As she was narrating her story one could easily cry because of the life, she lived was so wretched, to the extent that she was given quasi names in the village. However a new dawn has arrived for Lucy, after she met Hand in Hand in 2014 as it provided knowledge on enterprise development and technical skills training in various aspects of life. She invited some of the women in her ward to form a group which they called Mukadzi Kushanda. The group consists of 14 women and at first they started off by saving $2 each and currently there are saving $10 per member every month at 20% interest charged on disbursed loans.

Prior to meeting Hand in Hand she had a business but nothing come out of that business as it was mainly hand to mouth consumption, however life changed after meeting the Hand in Hand team, as she borrowed money from their self-help group funds and started a small enterprise.”

She appreciated that, she never had an opportunity to go to school, so the Hand in Hand trainings were of much essence in her life, as she was not aware of any basic business topic “Nhasi ndatovewo graduate”. After receiving several trainings from Hand in Hand, she is now able to identify business opportunities, do proper record keeping and budgeting in her enterprises.  She lamented that since obtaining these trainings her life started to change and the business started to boom, all the pseudo names she was given in the village started to disappear. Mrs Mupedzi was grateful of the work that Hand in Hand in collaboration with government department is doing in their ward. “My sincere gratitude goes to the Hand in Hand and the government ministries for their untiring support and being an eye opener in business arena and technical skills training. Ndakadzidziswa kuchengeta chikafu chezvipfuwo zvangu sezvo mafuro achinetsa”

Lucy borrowed money from the group, started an enterprise of selling airtime, netting $2 profit  weekly but she never rested. She appreciated the trainings especially module one of Money Manage, as she is now  able to plan and budget well in her enterprise.

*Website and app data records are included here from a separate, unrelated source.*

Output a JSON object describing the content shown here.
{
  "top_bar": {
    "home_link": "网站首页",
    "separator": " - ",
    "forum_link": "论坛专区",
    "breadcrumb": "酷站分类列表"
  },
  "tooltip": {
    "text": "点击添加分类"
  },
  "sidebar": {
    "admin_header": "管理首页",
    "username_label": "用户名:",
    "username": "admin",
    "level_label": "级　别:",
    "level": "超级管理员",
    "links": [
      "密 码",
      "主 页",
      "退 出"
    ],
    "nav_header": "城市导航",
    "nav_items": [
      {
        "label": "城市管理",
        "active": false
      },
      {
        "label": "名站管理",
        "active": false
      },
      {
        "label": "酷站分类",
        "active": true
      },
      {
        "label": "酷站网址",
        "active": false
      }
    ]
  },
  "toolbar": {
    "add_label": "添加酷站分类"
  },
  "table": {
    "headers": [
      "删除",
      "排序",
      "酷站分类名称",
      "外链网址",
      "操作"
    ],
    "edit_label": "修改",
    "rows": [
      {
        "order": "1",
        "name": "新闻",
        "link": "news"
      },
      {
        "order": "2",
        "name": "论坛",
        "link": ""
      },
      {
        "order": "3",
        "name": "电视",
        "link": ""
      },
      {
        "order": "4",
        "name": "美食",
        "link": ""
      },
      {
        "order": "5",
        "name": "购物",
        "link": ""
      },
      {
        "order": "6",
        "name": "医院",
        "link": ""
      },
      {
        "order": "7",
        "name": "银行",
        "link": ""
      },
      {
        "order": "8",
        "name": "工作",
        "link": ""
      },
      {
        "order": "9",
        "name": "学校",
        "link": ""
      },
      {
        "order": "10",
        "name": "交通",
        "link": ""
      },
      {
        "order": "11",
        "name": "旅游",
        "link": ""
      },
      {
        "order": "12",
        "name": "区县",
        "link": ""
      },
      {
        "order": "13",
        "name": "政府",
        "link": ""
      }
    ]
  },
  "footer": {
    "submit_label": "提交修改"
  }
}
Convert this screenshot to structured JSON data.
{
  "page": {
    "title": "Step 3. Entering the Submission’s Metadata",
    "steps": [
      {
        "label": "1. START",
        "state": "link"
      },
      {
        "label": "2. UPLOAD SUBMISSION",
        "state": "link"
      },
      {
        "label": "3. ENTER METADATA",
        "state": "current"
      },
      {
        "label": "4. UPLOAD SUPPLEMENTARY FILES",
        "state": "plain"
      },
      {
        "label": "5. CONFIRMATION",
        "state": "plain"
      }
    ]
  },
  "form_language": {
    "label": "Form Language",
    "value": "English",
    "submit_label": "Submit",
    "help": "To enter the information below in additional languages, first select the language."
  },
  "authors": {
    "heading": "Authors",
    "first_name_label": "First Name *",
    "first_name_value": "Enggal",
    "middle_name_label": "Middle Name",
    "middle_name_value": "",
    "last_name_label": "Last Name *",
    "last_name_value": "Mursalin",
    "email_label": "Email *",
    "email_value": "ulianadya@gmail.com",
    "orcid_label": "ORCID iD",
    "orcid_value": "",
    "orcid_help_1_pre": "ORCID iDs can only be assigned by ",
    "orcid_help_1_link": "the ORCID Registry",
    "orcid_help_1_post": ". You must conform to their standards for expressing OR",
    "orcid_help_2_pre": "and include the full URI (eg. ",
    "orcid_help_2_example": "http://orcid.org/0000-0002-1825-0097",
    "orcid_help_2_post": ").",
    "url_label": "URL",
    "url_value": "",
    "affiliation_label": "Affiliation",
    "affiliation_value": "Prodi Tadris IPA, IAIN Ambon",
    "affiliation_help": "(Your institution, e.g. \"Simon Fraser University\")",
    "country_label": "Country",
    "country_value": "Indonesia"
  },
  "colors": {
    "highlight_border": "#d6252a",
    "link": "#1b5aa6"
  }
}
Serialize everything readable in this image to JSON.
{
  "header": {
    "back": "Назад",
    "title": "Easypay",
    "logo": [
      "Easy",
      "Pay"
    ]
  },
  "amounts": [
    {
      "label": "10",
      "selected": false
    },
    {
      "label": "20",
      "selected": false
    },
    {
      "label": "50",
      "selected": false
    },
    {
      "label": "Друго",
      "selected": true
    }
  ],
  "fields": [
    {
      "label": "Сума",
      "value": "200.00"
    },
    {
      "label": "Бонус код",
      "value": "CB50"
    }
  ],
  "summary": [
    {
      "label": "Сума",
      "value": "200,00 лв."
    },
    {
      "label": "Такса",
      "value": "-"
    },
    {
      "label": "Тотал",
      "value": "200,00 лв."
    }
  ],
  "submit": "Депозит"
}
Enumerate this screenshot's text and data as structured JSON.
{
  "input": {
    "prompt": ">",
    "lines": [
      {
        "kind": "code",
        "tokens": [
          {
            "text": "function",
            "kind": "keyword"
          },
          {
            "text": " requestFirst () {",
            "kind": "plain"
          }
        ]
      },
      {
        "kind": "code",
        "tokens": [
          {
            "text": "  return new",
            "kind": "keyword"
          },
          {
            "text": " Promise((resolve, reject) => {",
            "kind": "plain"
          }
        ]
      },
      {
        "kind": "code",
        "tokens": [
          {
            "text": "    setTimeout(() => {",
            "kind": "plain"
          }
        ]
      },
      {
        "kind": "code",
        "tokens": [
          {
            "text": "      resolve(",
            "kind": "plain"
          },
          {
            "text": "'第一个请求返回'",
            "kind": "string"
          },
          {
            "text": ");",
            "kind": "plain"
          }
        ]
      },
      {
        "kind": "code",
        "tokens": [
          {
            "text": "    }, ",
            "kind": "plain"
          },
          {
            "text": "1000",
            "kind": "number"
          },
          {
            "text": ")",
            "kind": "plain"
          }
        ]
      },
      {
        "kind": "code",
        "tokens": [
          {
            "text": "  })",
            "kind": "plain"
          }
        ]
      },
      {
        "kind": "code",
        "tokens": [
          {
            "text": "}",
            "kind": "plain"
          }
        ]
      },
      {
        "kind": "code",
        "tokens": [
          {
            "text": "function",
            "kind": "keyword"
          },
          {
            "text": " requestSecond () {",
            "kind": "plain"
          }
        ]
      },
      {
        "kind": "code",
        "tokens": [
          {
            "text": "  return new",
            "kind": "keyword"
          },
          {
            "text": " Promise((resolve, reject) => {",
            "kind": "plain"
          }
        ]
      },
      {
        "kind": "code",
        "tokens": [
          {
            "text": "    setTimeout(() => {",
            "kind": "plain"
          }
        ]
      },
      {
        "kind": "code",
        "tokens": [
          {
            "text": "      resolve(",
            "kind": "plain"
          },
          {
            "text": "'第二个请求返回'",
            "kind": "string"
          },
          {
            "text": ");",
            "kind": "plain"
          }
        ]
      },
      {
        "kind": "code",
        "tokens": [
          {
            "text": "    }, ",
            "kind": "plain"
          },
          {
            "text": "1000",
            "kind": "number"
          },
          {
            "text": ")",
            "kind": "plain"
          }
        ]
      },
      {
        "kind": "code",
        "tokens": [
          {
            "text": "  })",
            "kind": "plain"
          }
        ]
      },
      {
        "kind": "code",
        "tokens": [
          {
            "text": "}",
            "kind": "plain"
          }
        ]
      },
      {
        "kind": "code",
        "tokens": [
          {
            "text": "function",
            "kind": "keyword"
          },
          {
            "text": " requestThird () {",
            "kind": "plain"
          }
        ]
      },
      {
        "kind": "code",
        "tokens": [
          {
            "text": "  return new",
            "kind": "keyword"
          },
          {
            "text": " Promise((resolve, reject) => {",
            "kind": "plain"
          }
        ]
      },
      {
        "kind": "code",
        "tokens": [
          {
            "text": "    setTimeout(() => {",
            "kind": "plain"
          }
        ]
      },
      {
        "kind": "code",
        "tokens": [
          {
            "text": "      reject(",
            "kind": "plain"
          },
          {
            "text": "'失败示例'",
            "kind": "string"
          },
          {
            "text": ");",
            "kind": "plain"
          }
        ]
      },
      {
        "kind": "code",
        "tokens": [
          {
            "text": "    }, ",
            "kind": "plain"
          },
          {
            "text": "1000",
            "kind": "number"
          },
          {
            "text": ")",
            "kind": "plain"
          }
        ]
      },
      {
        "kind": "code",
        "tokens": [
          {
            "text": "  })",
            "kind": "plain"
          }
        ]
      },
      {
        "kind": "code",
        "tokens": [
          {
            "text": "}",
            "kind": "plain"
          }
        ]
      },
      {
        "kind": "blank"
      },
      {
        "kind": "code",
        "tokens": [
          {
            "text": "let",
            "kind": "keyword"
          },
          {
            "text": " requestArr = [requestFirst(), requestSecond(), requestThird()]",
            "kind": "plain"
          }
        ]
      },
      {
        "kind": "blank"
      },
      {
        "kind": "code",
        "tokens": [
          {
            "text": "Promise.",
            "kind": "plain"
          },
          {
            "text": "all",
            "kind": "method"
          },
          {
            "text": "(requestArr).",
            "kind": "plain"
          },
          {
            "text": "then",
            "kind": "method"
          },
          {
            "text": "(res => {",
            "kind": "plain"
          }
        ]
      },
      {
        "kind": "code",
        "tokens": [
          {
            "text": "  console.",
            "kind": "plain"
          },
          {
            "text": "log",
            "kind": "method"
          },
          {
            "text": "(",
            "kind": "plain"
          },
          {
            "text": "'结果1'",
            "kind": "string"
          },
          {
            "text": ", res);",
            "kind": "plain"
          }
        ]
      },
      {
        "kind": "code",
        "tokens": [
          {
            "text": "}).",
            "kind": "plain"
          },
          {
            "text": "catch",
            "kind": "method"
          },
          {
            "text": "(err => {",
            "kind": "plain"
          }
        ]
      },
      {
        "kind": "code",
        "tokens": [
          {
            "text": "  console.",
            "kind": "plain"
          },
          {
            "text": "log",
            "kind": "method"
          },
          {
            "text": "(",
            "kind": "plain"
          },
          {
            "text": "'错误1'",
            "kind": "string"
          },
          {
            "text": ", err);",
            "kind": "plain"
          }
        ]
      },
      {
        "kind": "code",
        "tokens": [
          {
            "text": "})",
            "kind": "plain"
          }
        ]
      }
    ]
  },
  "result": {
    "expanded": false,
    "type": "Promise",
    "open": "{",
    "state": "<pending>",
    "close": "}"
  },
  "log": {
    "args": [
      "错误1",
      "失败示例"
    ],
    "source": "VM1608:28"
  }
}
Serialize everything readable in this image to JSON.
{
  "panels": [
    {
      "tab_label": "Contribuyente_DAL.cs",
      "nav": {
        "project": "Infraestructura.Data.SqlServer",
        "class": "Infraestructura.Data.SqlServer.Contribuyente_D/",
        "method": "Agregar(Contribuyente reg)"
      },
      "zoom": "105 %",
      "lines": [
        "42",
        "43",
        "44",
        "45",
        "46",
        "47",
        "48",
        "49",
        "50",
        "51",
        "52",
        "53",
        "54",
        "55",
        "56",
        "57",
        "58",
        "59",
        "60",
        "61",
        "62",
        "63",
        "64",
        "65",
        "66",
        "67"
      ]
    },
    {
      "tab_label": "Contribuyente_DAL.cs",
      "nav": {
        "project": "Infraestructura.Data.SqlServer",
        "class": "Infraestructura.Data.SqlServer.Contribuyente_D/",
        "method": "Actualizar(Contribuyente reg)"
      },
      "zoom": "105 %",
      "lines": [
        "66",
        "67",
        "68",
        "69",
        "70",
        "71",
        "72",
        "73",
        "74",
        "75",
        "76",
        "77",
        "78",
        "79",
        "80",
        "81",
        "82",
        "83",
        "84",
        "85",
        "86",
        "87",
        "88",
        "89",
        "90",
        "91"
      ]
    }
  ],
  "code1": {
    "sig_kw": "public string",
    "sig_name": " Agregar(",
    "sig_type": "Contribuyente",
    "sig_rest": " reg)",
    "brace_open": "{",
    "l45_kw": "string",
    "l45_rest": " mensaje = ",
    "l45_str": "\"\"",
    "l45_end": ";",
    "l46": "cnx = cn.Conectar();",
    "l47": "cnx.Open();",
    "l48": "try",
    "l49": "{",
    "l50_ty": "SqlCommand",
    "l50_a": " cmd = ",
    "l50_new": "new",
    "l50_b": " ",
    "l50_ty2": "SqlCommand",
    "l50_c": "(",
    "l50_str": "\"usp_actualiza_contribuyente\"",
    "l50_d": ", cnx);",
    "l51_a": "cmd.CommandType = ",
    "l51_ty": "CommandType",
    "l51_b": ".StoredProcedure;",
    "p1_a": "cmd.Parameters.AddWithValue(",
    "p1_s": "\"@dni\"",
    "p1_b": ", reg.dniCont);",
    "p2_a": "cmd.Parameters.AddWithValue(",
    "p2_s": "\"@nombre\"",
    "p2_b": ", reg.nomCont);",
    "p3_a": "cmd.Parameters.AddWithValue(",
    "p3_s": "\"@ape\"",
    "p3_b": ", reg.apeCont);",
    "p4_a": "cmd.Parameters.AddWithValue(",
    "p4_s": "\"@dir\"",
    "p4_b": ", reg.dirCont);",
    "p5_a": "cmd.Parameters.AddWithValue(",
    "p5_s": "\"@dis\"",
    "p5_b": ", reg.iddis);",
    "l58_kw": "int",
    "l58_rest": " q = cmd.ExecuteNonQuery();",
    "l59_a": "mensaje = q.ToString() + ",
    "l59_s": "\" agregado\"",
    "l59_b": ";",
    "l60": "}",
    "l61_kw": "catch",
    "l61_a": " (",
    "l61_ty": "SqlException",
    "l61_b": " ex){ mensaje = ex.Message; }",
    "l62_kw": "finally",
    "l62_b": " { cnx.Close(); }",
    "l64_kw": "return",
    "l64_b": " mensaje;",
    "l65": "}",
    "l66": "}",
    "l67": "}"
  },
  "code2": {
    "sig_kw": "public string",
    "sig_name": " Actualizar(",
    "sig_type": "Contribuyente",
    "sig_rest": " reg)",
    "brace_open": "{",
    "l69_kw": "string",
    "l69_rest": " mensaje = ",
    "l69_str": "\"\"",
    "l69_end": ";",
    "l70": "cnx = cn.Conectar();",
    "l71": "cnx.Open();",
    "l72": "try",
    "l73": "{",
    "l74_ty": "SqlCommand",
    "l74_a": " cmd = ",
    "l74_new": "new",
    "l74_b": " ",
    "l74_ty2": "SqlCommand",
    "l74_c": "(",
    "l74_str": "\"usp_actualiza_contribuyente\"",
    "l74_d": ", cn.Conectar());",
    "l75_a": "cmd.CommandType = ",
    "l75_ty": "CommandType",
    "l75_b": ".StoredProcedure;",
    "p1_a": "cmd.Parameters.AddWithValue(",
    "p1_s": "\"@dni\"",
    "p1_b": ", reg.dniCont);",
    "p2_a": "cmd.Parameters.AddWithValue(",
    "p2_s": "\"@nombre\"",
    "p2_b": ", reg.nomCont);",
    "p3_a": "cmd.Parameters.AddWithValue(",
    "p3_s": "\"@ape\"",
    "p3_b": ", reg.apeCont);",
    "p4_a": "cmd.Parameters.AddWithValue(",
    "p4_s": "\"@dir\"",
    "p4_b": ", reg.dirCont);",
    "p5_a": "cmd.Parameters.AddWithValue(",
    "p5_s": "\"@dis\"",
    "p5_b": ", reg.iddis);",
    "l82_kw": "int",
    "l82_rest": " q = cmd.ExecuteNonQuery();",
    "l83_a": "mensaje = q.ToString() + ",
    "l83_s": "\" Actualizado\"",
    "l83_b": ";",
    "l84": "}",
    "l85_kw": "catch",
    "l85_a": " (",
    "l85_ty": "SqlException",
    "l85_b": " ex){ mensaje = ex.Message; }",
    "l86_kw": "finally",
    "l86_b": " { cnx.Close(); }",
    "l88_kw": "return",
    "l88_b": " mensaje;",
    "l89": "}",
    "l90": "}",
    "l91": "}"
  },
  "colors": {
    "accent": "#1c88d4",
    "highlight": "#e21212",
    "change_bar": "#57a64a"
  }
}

In addition to that, Lucy’s diversify her enterprise ventured into selling of clothes and now she is enjoying a noble profit. A lot has changed in her life since obtaining trainings from Hand in Hand, she managed to renovate the house, tubing and electrifying the house and bought a nice black counch. In addition to that, she is now paying $40-00 school fees for her 2 granchildren both are at primary school.

Mr Mupedzisi had this to say “ After retrenchment, I thought it was end of life and things were difficult as I could not fend for my family, but God just answered our prayers through Hand in Hand trainings and the ISAL concept. I am now a man among other men in the village as our homestead looks beautiful through the hard work and teachings obtained by my better half Lucy.”